[Web page and app entries]
──────────────────────────────

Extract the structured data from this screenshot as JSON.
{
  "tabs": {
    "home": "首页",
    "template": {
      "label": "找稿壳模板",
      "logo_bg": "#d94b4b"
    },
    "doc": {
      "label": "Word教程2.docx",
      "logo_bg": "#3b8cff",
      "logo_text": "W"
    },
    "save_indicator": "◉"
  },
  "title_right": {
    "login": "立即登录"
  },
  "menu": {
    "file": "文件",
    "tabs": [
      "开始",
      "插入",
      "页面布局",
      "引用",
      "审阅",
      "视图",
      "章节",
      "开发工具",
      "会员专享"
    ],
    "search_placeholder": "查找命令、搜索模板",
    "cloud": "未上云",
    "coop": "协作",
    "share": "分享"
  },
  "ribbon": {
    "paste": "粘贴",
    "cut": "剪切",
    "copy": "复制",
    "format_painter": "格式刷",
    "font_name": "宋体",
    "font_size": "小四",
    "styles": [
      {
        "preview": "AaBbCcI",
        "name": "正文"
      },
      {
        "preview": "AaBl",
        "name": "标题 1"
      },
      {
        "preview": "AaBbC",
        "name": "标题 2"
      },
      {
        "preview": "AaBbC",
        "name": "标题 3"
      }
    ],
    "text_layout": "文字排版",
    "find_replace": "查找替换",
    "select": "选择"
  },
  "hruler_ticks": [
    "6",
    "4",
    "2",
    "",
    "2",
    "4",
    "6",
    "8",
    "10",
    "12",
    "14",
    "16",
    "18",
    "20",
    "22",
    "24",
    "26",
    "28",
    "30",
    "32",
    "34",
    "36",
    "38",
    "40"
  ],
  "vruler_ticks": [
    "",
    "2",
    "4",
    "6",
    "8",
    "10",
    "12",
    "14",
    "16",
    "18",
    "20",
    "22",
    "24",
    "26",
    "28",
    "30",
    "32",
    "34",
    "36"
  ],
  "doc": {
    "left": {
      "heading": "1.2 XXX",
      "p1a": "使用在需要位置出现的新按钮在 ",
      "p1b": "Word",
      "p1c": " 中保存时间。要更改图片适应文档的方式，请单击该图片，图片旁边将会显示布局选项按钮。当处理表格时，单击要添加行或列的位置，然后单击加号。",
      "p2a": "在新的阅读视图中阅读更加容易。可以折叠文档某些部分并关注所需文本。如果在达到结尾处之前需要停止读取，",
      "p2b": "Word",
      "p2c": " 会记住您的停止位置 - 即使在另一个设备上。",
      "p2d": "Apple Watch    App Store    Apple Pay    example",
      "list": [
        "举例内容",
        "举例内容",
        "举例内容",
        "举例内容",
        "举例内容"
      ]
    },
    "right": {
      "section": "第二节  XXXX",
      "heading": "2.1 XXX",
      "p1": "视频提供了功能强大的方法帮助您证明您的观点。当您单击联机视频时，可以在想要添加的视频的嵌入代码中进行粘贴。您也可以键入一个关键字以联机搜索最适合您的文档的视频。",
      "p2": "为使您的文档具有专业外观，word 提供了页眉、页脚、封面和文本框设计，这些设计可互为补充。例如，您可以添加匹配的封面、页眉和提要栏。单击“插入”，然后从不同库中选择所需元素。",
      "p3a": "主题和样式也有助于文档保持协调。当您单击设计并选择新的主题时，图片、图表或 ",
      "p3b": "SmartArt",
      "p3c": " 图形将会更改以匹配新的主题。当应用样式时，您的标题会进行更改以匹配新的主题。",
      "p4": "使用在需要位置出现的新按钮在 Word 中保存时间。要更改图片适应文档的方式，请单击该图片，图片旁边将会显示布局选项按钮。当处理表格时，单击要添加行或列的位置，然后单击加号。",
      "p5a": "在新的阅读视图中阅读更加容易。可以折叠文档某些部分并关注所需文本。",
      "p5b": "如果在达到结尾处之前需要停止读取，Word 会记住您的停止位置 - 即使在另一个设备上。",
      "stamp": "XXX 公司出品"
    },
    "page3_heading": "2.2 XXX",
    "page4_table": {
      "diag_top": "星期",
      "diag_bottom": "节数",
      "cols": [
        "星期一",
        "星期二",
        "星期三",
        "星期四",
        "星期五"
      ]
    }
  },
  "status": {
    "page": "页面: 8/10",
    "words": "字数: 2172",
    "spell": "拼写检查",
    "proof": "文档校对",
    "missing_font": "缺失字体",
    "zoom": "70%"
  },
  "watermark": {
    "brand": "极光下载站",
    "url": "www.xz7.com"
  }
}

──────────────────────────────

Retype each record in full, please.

Extract the structured data from this screenshot as JSON.
{
  "tabs": {
    "home": "首页",
    "template": {
      "label": "找稿壳模板",
      "logo_bg": "#d94b4b"
    },
    "doc": {
      "label": "Word教程2.docx",
      "logo_bg": "#3b8cff",
      "logo_text": "W"
    },
    "save_indicator": "◉"
  },
  "title_right": {
    "login": "立即登录"
  },
  "menu": {
    "file": "文件",
    "tabs": [
      "开始",
      "插入",
      "页面布局",
      "引用",
      "审阅",
      "视图",
      "章节",
      "开发工具",
      "会员专享"
    ],
    "search_placeholder": "查找命令、搜索模板",
    "cloud": "未上云",
    "coop": "协作",
    "share": "分享"
  },
  "ribbon": {
    "paste": "粘贴",
    "cut": "剪切",
    "copy": "复制",
    "format_painter": "格式刷",
    "font_name": "宋体",
    "font_size": "小四",
    "styles": [
      {
        "preview": "AaBbCcI",
        "name": "正文"
      },
      {
        "preview": "AaBl",
        "name": "标题 1"
      },
      {
        "preview": "AaBbC",
        "name": "标题 2"
      },
      {
        "preview": "AaBbC",
        "name": "标题 3"
      }
    ],
    "text_layout": "文字排版",
    "find_replace": "查找替换",
    "select": "选择"
  },
  "hruler_ticks": [
    "6",
    "4",
    "2",
    "",
    "2",
    "4",
    "6",
    "8",
    "10",
    "12",
    "14",
    "16",
    "18",
    "20",
    "22",
    "24",
    "26",
    "28",
    "30",
    "32",
    "34",
    "36",
    "38",
    "40"
  ],
  "vruler_ticks": [
    "",
    "2",
    "4",
    "6",
    "8",
    "10",
    "12",
    "14",
    "16",
    "18",
    "20",
    "22",
    "24",
    "26",
    "28",
    "30",
    "32",
    "34",
    "36"
  ],
  "doc": {
    "left": {
      "heading": "1.2 XXX",
      "p1a": "使用在需要位置出现的新按钮在 ",
      "p1b": "Word",
      "p1c": " 中保存时间。要更改图片适应文档的方式，请单击该图片，图片旁边将会显示布局选项按钮。当处理表格时，单击要添加行或列的位置，然后单击加号。",
      "p2a": "在新的阅读视图中阅读更加容易。可以折叠文档某些部分并关注所需文本。如果在达到结尾处之前需要停止读取，",
      "p2b": "Word",
      "p2c": " 会记住您的停止位置 - 即使在另一个设备上。",
      "p2d": "Apple Watch    App Store    Apple Pay    example",
      "list": [
        "举例内容",
        "举例内容",
        "举例内容",
        "举例内容",
        "举例内容"
      ]
    },
    "right": {
      "section": "第二节  XXXX",
      "heading": "2.1 XXX",
      "p1": "视频提供了功能强大的方法帮助您证明您的观点。当您单击联机视频时，可以在想要添加的视频的嵌入代码中进行粘贴。您也可以键入一个关键字以联机搜索最适合您的文档的视频。",
      "p2": "为使您的文档具有专业外观，word 提供了页眉、页脚、封面和文本框设计，这些设计可互为补充。例如，您可以添加匹配的封面、页眉和提要栏。单击“插入”，然后从不同库中选择所需元素。",
      "p3a": "主题和样式也有助于文档保持协调。当您单击设计并选择新的主题时，图片、图表或 ",
      "p3b": "SmartArt",
      "p3c": " 图形将会更改以匹配新的主题。当应用样式时，您的标题会进行更改以匹配新的主题。",
      "p4": "使用在需要位置出现的新按钮在 Word 中保存时间。要更改图片适应文档的方式，请单击该图片，图片旁边将会显示布局选项按钮。当处理表格时，单击要添加行或列的位置，然后单击加号。",
      "p5a": "在新的阅读视图中阅读更加容易。可以折叠文档某些部分并关注所需文本。",
      "p5b": "如果在达到结尾处之前需要停止读取，Word 会记住您的停止位置 - 即使在另一个设备上。",
      "stamp": "XXX 公司出品"
    },
    "page3_heading": "2.2 XXX",
    "page4_table": {
      "diag_top": "星期",
      "diag_bottom": "节数",
      "cols": [
        "星期一",
        "星期二",
        "星期三",
        "星期四",
        "星期五"
      ]
    }
  },
  "status": {
    "page": "页面: 8/10",
    "words": "字数: 2172",
    "spell": "拼写检查",
    "proof": "文档校对",
    "missing_font": "缺失字体",
    "zoom": "70%"
  },
  "watermark": {
    "brand": "极光下载站",
    "url": "www.xz7.com"
  }
}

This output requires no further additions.